Broken Arrow's debris pile is almost no pile at all. The city hauls storm debris to a field by Northeastern State University and burns it. The fire is consuming the wood almost as fast as it comes in. And, it's coming in fast, even on a rainy holiday. Michael McDermott delivered his eighth load on Monday.

"They'll all been about this size, so it hasn't been fun," said Broken Arrow's Michael McDermott.

He's adding his pile to one of Broken Arrow's five drop off points. The city hauls it from here to the burn pile.

Tulsa plans to mulch all of its debris. And, that's a big job. At one drop off point for the contractors hauling debris, massive trucks come in and unload, and the limbs are stacked high. The pile continues to grow, and alongside it, a new pile, of mulch, is building. The city hired a company with seven machines called tub grinders that can reduce logs into mulch. Eventually, it will be hauled out of the park for composting.

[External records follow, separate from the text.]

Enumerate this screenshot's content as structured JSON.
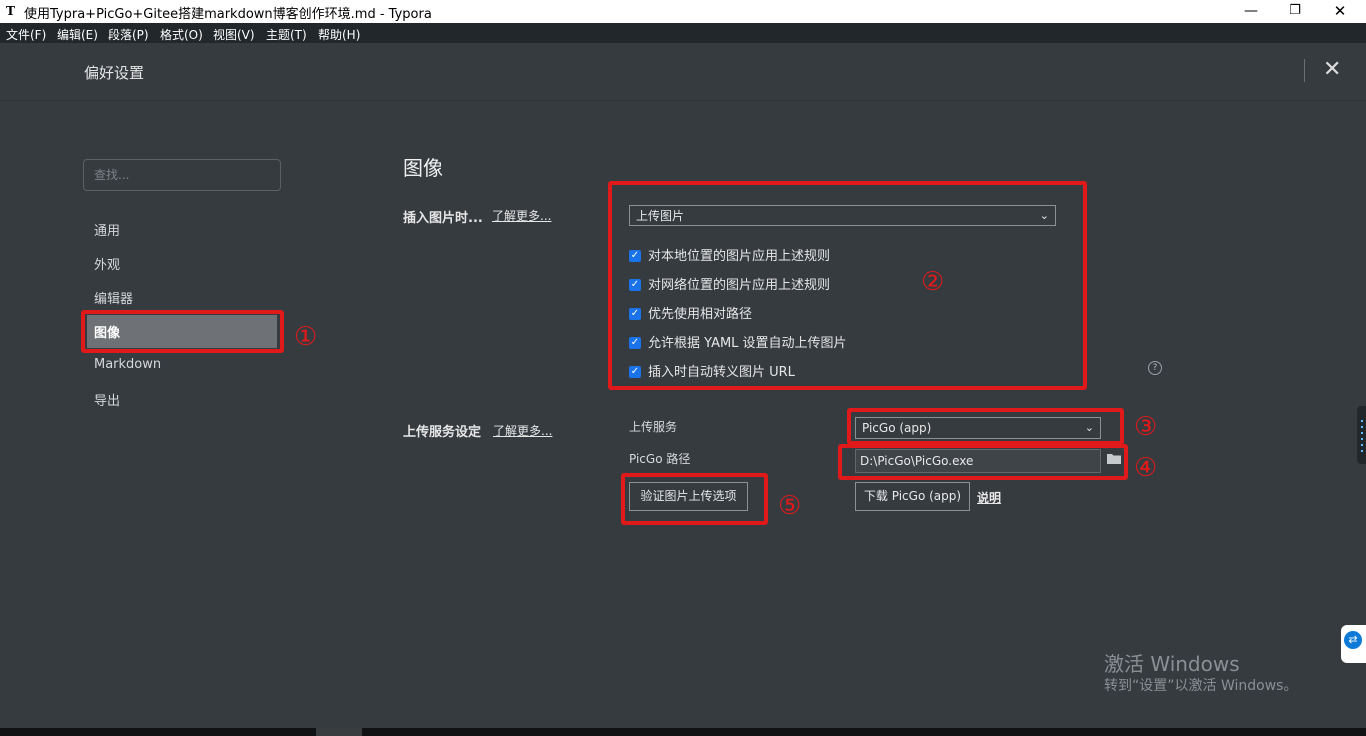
{
  "window": {
    "title": "使用Typra+PicGo+Gitee搭建markdown博客创作环境.md - Typora",
    "app_icon": "T",
    "minimize_icon": "—",
    "restore_icon": "❐",
    "close_icon": "✕"
  },
  "menu": [
    "文件(F)",
    "编辑(E)",
    "段落(P)",
    "格式(O)",
    "视图(V)",
    "主题(T)",
    "帮助(H)"
  ],
  "header": {
    "title": "偏好设置",
    "close_icon": "✕"
  },
  "sidebar": {
    "search_placeholder": "查找...",
    "items": [
      "通用",
      "外观",
      "编辑器",
      "图像",
      "Markdown",
      "导出"
    ],
    "active_index": 3
  },
  "main": {
    "section_title": "图像",
    "insert": {
      "label": "插入图片时...",
      "learn_more": "了解更多...",
      "selected": "上传图片",
      "options": [
        {
          "label": "对本地位置的图片应用上述规则",
          "checked": true
        },
        {
          "label": "对网络位置的图片应用上述规则",
          "checked": true
        },
        {
          "label": "优先使用相对路径",
          "checked": true
        },
        {
          "label": "允许根据 YAML 设置自动上传图片",
          "checked": true
        },
        {
          "label": "插入时自动转义图片 URL",
          "checked": true
        }
      ],
      "help_icon": "?"
    },
    "upload": {
      "label": "上传服务设定",
      "learn_more": "了解更多...",
      "service_label": "上传服务",
      "service_value": "PicGo (app)",
      "path_label": "PicGo 路径",
      "path_value": "D:\\PicGo\\PicGo.exe",
      "verify_button": "验证图片上传选项",
      "download_button": "下载 PicGo (app)",
      "explain_link": "说明"
    }
  },
  "annotations": {
    "color": "#e01a1a",
    "labels": [
      "①",
      "②",
      "③",
      "④",
      "⑤"
    ]
  },
  "watermark": {
    "line1": "激活 Windows",
    "line2": "转到“设置”以激活 Windows。"
  }
}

There won't be anything left to mulch in Sand Springs. At the old Hissom site, the limbs cleared from the city are piled and burned.

While mulching the wood gets another use out of it, burning is sure a faster way to get rid of it. In Sand Springs, a huge field was stacked deep with storm debris, but it was reduced to ash in a single day. Even in the rain, with green wood, the fire continues to burn.

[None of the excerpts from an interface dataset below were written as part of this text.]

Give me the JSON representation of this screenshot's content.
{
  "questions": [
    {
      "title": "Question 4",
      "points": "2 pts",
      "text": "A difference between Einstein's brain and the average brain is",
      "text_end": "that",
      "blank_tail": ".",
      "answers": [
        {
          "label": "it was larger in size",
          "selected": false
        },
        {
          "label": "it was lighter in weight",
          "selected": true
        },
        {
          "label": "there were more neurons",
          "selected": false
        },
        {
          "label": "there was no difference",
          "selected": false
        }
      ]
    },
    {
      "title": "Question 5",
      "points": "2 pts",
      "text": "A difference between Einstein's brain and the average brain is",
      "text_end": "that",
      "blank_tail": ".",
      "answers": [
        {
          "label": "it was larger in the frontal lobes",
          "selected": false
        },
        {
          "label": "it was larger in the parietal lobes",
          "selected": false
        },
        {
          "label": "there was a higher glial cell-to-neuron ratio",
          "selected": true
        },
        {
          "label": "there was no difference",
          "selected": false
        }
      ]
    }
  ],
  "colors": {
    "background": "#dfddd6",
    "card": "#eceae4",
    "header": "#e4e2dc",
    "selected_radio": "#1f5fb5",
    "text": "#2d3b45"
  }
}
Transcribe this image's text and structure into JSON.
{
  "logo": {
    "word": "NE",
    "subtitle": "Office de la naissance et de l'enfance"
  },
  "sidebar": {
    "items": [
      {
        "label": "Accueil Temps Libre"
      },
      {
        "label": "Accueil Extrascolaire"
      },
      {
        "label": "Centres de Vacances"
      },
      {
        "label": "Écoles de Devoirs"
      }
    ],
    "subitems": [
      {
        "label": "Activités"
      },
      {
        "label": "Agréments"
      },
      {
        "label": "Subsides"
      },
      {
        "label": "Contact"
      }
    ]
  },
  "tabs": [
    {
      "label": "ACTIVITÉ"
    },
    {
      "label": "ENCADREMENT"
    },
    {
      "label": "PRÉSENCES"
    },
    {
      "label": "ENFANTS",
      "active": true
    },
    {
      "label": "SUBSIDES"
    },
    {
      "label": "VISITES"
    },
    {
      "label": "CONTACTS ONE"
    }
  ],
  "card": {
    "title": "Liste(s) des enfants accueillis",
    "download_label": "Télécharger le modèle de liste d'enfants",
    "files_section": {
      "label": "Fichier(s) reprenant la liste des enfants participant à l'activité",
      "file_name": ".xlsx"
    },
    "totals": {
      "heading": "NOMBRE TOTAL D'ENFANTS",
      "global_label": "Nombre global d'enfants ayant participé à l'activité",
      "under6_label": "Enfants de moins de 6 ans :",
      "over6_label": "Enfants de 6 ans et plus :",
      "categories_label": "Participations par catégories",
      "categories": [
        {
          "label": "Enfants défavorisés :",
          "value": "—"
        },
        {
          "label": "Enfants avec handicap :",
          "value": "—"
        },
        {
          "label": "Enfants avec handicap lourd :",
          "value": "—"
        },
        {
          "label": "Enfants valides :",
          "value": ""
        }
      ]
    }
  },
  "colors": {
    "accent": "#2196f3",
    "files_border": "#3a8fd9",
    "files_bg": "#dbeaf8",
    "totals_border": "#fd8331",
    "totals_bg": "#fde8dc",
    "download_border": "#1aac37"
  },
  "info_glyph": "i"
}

A city fire truck is on standby in case it spreads, but there's plenty of room for it to burn without endangering anything around it. The City of Sand Springs got a permit from the state to burn the wood, a requirement anytime air quality might be impacted. That's one reason Tulsa is mulching rather than burning.

Broken Arrow is issuing burn permits for people, who want to burn the debris at home, but most people are hauling it and dropping it off, but the traffic is slowing as people finish up most of what they can do themselves.